Established in 1812, Fort Ross is the site of a historic Russian settlement and fort and the only such site (and the furthest south) the Russians founded on the continental United states. It is is situated near the coast and a part of Fort Ross State Historic Park. The site consists of two reconstructed blockhouses, a restored commandant's house, a restored chapel, and a reconstructed blockade that protected the settlement. The purpose of establishing the fort was to establish trading ties with the Spanish, who by then were present in California, and so that it could serve as an agricultural depot that would supply the Russian bases in Alaska. The Russian presence greatly concerned the Spanish as well as the Americans in the east. The fort is listed on the National Register of Historic Places and is a National Historic Landmark and California Historical Landmark.
Backstory and Context
The Russians had a policy of not dominating the native people's they encountered; they were more concerned about establishing trading ties. In terms of Fort Ross, the Russians wanted to make the post economically profitable, which it never came to be in the end. The Russians arrived numbering about 100 and also with a large number of Aleutian natives. They built the fort and established good relations with the native inhabitants in the area, the Kashaya people. For about three decades, the settlement was a tri-cultural community. Many Kashaya worked as laborers at the fort. By 1840, the fort proved to never be profitable so the Russians sold the property to a private owner and pulled out. It remained in private hands until the early 1900s when the state acquired it for preservation.

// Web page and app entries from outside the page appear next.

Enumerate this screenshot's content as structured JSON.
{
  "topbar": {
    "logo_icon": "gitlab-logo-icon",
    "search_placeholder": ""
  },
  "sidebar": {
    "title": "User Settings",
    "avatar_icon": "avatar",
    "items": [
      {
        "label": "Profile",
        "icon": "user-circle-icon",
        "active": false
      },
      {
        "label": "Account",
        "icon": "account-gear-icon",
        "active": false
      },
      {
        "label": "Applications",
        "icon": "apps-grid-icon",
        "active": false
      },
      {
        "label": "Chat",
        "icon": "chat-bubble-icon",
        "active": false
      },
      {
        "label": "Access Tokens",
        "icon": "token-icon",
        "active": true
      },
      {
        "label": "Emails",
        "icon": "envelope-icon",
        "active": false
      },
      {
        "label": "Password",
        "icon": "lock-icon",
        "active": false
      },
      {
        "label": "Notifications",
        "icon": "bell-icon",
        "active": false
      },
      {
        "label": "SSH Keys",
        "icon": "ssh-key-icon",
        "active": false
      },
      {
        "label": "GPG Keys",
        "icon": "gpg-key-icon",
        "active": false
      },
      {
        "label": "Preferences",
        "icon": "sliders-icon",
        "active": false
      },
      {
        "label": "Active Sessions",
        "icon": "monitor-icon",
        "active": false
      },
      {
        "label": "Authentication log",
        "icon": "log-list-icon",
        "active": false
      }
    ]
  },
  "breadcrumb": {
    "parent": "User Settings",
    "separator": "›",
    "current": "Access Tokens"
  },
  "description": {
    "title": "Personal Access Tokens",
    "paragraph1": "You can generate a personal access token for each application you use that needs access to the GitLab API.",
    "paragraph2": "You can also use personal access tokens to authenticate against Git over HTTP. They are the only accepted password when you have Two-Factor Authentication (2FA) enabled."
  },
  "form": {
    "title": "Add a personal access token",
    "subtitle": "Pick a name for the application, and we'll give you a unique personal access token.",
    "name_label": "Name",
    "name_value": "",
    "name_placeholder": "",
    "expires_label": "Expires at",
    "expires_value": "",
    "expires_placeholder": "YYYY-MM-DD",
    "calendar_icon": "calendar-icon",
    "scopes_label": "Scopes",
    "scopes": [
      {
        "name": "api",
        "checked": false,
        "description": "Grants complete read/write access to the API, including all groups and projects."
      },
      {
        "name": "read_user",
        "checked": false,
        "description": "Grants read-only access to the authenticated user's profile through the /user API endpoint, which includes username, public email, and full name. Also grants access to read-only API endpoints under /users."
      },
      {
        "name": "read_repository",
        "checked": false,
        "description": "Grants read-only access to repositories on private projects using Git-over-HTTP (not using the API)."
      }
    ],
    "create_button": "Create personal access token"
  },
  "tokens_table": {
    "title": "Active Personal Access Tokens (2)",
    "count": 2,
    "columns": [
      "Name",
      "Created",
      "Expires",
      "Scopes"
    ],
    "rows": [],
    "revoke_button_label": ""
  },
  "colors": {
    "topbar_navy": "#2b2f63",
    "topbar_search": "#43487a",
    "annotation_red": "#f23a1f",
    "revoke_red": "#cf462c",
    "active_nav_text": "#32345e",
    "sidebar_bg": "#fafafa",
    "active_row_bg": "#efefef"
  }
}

http://www.fortross.org/history.htm. Retrieved 6-29-15. Cecil McKithan. "Fort Ross," National Register of Historic Places. 10-15-66.